__Task to complete__
Go through the lines below. Copy those with "checked".

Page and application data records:

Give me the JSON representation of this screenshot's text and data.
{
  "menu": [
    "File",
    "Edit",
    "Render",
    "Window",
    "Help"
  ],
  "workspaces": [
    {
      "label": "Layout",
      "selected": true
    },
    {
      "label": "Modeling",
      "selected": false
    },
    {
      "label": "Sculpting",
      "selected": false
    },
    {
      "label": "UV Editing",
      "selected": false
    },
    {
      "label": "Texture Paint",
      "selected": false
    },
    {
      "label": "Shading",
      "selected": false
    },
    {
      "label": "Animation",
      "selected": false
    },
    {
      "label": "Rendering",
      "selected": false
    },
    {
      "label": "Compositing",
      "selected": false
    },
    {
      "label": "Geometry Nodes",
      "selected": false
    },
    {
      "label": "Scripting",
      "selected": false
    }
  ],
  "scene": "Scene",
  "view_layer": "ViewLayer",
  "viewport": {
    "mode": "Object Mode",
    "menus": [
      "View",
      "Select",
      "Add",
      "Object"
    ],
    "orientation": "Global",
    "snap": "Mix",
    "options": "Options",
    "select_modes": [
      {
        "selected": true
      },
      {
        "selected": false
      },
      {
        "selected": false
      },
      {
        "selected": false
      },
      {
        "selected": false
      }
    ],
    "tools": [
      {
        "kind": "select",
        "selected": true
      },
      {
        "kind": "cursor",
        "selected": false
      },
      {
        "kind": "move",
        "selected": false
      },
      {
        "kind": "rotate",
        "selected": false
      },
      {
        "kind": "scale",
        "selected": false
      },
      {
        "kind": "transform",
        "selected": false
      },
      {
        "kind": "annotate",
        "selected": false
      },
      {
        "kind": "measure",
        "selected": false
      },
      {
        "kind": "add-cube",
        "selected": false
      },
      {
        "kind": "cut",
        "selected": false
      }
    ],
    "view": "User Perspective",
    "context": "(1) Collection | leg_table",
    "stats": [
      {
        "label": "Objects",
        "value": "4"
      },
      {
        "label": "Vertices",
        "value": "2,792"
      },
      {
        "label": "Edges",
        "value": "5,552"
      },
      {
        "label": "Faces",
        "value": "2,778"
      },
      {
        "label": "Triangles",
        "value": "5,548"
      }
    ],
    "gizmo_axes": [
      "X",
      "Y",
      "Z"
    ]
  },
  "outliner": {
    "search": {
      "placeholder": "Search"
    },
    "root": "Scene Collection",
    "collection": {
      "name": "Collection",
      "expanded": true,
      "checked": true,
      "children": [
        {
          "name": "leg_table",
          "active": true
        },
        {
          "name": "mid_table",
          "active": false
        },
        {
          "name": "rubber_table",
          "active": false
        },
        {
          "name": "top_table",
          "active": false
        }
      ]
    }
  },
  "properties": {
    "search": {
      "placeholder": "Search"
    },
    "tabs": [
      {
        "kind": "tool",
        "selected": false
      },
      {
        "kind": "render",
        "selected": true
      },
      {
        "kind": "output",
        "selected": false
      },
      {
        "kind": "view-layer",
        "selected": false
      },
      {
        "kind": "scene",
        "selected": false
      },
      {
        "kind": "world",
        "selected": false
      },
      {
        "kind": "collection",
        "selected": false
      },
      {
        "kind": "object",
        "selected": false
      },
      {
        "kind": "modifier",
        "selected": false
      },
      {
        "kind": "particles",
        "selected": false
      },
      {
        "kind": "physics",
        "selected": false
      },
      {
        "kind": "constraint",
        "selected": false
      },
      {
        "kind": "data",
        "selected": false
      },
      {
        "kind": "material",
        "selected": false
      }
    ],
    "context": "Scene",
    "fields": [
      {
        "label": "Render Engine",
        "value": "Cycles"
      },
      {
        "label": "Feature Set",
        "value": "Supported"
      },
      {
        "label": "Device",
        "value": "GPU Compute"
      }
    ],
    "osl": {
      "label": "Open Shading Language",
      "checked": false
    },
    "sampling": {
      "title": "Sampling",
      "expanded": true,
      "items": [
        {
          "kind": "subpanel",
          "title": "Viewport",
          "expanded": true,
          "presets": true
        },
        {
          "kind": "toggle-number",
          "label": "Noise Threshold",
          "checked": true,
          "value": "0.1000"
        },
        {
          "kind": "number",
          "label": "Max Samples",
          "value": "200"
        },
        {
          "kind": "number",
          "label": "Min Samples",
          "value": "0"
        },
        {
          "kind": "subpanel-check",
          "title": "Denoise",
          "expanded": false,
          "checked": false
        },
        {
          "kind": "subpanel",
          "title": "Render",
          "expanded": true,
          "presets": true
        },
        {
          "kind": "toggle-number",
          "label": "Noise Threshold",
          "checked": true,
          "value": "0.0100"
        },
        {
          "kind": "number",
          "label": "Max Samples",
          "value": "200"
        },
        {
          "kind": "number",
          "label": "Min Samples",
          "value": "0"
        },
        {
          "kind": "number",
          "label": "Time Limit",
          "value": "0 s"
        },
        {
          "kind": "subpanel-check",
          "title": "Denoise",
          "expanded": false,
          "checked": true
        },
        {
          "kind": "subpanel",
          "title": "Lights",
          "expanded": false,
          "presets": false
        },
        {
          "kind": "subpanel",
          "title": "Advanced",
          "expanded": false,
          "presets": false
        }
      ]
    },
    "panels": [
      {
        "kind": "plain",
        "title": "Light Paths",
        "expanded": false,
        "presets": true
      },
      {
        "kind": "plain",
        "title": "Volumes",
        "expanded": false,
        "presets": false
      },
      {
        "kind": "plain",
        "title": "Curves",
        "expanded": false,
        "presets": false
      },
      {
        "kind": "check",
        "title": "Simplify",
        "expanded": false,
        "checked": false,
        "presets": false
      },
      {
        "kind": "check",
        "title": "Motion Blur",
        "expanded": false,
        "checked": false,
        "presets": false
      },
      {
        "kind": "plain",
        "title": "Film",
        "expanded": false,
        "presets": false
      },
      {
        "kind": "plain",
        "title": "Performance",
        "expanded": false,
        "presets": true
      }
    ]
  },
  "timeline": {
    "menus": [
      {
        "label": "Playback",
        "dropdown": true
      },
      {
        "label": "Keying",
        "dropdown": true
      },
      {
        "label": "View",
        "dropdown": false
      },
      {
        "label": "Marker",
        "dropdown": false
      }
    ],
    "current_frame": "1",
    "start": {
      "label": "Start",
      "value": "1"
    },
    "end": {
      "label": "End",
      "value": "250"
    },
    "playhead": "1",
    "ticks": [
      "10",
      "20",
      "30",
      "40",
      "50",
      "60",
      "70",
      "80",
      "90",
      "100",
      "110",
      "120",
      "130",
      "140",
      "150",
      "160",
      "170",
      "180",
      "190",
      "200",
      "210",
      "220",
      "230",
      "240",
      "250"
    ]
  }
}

__Solution for this task__
      "checked": true,
      "checked": false
          "checked": true,
          "checked": false
          "checked": true,
          "checked": true
        "checked": false,
        "checked": false,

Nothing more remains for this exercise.